Cooperman: This was a topic that he’d been thinking a lot about, so that’s what he wanted to do. He had up to 15 minutes to tell this. So that’s the cap on the doc format—about 13 or 15. Almost everyone asked for more, but when you have a half-hour episode, you have to keep the balance.
Will there be a second season?
Offman: A month or two after they drop it is sort of the standard. We’re already collecting stories and imagining what it will be.
Cooperman: The whole time I was keeping a second-season list. Not just of stories, but artists and filmmakers who weren’t available but expressed deep, great interest.
Offman: It’s an amazing curatorial process, too. I think Alex was always obsessed with the “30 for 30” model. How can we do this series and bring on other directors? “The New Yorker” is a perfect opportunity to give fellow peers an opportunity. There’s a limit and you can collaborate with great people. What they’ve turned around are all so unique.
Cooperman: They either pick something out from an original story or bring it to a new place. One thing: it’s been so collaborative. Early on in the process, whenever possible, we get the filmmaker, writer, and editor on the phone together with myself and a few other of my colleagues, and we have a conversation about how a filmmaker sees this story. They ask questions, the writer gives insights into the story.
And I put a lot of thought into programming each episode. Conceptually, what we did was create the bank of content first. Then I saw what we had, came in, and programmed them like a DJ most — to control the emotion of the room.
You’re introducing everyone with the first one, making them familiar with the environment.
Cooperman: Yeah. Because it’s an unusual environment, and we’re showing things in a new way. I don’t think people are used to receiving content without a host or voice bringing them through it, or introducing them to what they’re about to see. It’s very unusual and new.
Offman: It’s meant to be an experience. You can watch them in a silo, but, as Kahane says, it’s a half-hour piece. It’s very nuanced.

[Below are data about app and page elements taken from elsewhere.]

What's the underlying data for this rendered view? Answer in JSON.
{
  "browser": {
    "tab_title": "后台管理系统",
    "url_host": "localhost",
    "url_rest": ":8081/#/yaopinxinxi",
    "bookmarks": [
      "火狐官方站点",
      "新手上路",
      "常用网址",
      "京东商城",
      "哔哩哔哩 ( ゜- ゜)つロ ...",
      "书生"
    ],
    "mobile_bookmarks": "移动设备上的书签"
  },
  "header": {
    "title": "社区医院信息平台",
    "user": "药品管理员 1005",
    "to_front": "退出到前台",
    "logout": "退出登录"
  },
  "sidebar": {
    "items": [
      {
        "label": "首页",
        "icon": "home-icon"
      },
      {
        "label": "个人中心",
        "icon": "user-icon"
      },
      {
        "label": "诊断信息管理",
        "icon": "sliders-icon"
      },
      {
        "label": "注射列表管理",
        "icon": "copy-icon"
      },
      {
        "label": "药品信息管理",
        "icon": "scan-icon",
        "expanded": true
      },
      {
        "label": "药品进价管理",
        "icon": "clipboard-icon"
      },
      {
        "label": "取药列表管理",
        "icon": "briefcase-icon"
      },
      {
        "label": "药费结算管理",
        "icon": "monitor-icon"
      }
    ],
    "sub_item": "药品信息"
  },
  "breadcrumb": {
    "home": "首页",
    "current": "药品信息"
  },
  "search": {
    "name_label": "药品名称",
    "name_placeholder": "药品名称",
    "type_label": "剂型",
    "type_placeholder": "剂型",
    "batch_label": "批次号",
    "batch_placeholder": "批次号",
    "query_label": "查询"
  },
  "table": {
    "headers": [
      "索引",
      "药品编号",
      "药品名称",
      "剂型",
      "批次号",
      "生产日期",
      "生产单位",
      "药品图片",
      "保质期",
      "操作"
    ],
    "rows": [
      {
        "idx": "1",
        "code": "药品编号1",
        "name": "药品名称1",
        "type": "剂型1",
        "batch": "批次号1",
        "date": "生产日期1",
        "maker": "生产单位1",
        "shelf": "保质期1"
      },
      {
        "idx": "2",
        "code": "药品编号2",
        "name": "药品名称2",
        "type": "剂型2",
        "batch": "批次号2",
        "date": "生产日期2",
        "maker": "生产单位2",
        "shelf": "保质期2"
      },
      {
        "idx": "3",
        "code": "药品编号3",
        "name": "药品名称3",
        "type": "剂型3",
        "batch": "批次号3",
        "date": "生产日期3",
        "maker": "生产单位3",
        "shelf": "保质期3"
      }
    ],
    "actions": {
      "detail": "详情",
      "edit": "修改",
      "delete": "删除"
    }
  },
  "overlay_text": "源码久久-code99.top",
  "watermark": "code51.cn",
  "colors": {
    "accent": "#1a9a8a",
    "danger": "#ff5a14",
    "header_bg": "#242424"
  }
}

Cooperman: No one piece of episode is alike. They all have different moods and feelings, taking you through this gauntlet of reactions.
Did you ask Jon Stewart to do anything?
Cooperman: I did, and it was right when he was coming up to leaving the show and not knowing what his next thing would be. I said, “I’m divining you’re a second-season guy.” And he said, “Yeah, I’m a second-season guy.” But throughout the series are more than fifty great stories, which can be one minute or fifteen.
You have these amazing stories to start with, but then the filmmaker has to reinterpret them, even if a lot of the work has been done.
Cooperman: Yeah. But the idea of the story is there and they have to take it where they can take it — especially stories written a while ago.
My favorite “New Yorker” stories are by John McPhee, where he describes the layers of rock and how California fires get created. Have you tackled him yet?
Cooperman: We haven’t, although there’s a nice nod to him in one of our short, beautiful interstitials where it goes into the archives and it starts out with the archivist doing a search for something and ends on McPhee’s article, a portfolio of all the work he’s done there, and ends with finding an article she’d been searching for since the beginning. There’s a nod, and, in the middle, you see who else is in the archive: Salinger, Capote.
Will you go into the past and do Lillian Ross, “The Red Badge of Courage”? There’s a lot of Hollywood content to play with.
Cooperman: We would love to, but we need a season two first. There’s a lot. It’s endless. Like a treasure chest.
Are you thinking of exploring VR aspects?
Cooperman: We have actually talked to VR artists fairly recently, and if we get a Season Two… it would be so cool.
Offman: At Jigsaw we’ll do VR very soon, because how could we not? We have to educate ourselves a little more.
Cooperman: And Amazon’s very excited about that, too, so they put together a phone call with a really great VR artist. We don’t know how we’d do it, and we don’t know if we have a second season yet — but, if we do, I would really want to explore that.